My sense is that "Madame Tutli-Putli" is the frontrunner among the stop-motion films, having the most expressive puppets and most ambitious narrative. Meanwhile, "Walrus" is a conundrum, having the edgiest style with the safest theme - John Lennon sure liked peace! If the shorts were voted on by the Academy at large, that would be my pick to win; it's candy for boomers and manna for art fans. But they aren't, and the animation as such in the Russian "My Love" is much more impressive than the others - it's the only film here that doesn't look like anything else out there.

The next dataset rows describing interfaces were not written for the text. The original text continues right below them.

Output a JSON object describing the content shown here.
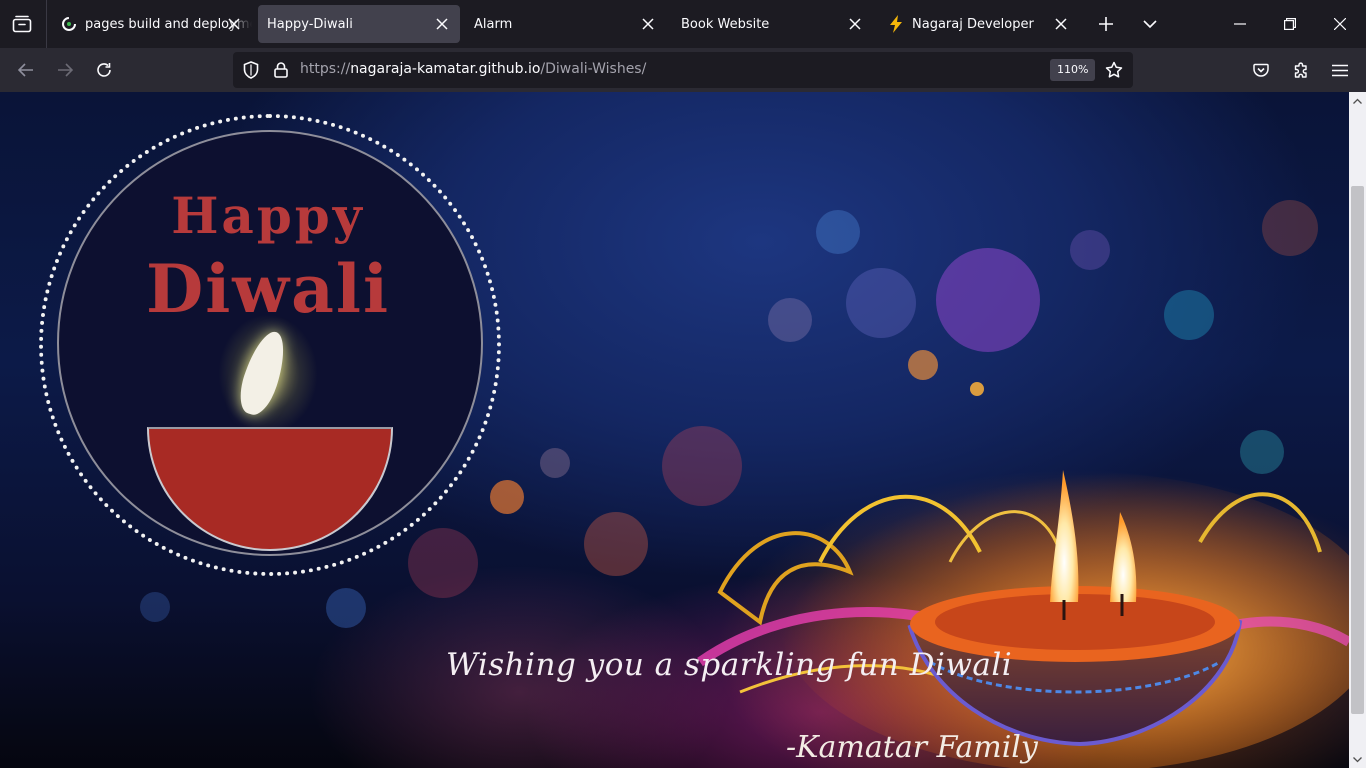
{
  "tabs": [
    {
      "title": "pages build and deployment",
      "icon": "github-actions-icon",
      "active": false
    },
    {
      "title": "Happy-Diwali",
      "icon": "",
      "active": true
    },
    {
      "title": "Alarm",
      "icon": "",
      "active": false
    },
    {
      "title": "Book Website",
      "icon": "",
      "active": false
    },
    {
      "title": "Nagaraj Developer",
      "icon": "lightning-bolt-icon",
      "active": false
    }
  ],
  "urlbar": {
    "scheme": "https://",
    "host": "nagaraja-kamatar.github.io",
    "path": "/Diwali-Wishes/",
    "zoom": "110%"
  },
  "page": {
    "greeting_line1": "Happy",
    "greeting_line2": "Diwali",
    "wish": "Wishing you a sparkling fun Diwali",
    "signature": "-Kamatar Family"
  },
  "colors": {
    "greeting_red": "#b73a3b",
    "diya_bowl": "#a82a24",
    "toolbar": "#2b2a33",
    "tabstrip": "#1c1b22"
  }
}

This is a basically great set of films - the strongest category this year.

Best Live-Action Short
“At Night” (Christian E. Christiansen)
“The Mozart of Pickpockets” (Philipe Pollet-Villard)
“The Substitute” (Andrea Jublin)
“Tanghi Argentini” (Guy Thys)
“The Tonto Woman” (Daniel Barber)
Will/should win: "Tanghi Argentini"
Spoiler: "The Mozart of Pickpockets"

This is not a basically great set of films. I will not pick them apart, for that would be mean. But as far as the award goes: "At Night" is just upsetting and sad. "The Substitute" is extremely zany, but it has the least "content" of any of these. "The Tonto Woman" is very well-crafted, but emotionally remote. It is the only English-language film here, but that doesn't mean jack in the short categories.

That leaves us with "The Mozart of Pickpockets," (a sweet little homeless deaf boy moves in with two hapless French pickpockets) and "Tanghi Argentini" (a bumbling Belgian office worker wants to learn to tango and impress a woman he met on the internet, and somewhere in there he teaches everybody the True Meaning of Christmas). The last of these is the only one of the five I honestly liked (though I wanted to like "The Tonto Woman"), but I'm trying not to let that influence me: I genuinely think that it has more of a resolution than "Mozart", and that the cute kid factor will be somewhat negated by the fact that "Tanghi's" protagonist is a lovable everyman.

Best Documentary Short
“The Crown” (Amanda Micheli & Isabel Vega)
“Freeheld” (Cynthia Wade)
“Salim Baba” (Tim Sternberg)
“Sari’s Mother” (James Longley)
Will win: "Sari's Mother"
Spoiler: "Freeheld"

The other category in which I've seen not one single film. Here's what I know about the content:

-"The Crown": a beauty contest in a Spanish prison
-"Freeheld": a dying policewoman fights to leave her pension to her same-sex partner
-"Salim Baba": the life of an volunteer film projectionist in India
-"Sari's Mother": an Iraqi mother looks for health care for her 10-year-old son with AIDS

What can I say? They had me at "10-year-old son with AIDS".